===== RECORD EXTRACTS
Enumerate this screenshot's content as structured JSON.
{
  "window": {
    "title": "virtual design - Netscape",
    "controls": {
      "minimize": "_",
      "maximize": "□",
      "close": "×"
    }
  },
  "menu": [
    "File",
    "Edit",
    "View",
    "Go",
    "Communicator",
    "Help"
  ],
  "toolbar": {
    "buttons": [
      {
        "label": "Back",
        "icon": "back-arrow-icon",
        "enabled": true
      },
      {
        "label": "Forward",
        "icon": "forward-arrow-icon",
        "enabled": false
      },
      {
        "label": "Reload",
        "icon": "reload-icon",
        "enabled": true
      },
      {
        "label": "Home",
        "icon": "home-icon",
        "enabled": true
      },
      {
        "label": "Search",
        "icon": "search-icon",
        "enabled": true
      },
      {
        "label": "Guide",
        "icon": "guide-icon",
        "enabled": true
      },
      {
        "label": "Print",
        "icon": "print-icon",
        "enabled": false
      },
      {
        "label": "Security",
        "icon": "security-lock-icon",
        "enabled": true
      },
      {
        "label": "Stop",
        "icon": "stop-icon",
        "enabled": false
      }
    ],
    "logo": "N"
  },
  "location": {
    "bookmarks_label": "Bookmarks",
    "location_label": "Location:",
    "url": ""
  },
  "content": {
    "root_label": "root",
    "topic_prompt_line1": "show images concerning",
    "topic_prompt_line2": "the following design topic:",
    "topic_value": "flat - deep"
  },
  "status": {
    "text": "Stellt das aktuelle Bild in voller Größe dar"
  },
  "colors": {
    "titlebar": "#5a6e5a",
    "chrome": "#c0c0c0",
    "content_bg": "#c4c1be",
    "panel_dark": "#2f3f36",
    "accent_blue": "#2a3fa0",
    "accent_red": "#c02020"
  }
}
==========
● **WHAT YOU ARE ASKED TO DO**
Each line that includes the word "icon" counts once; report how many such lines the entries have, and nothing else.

● **OUTPUT BELOW**
9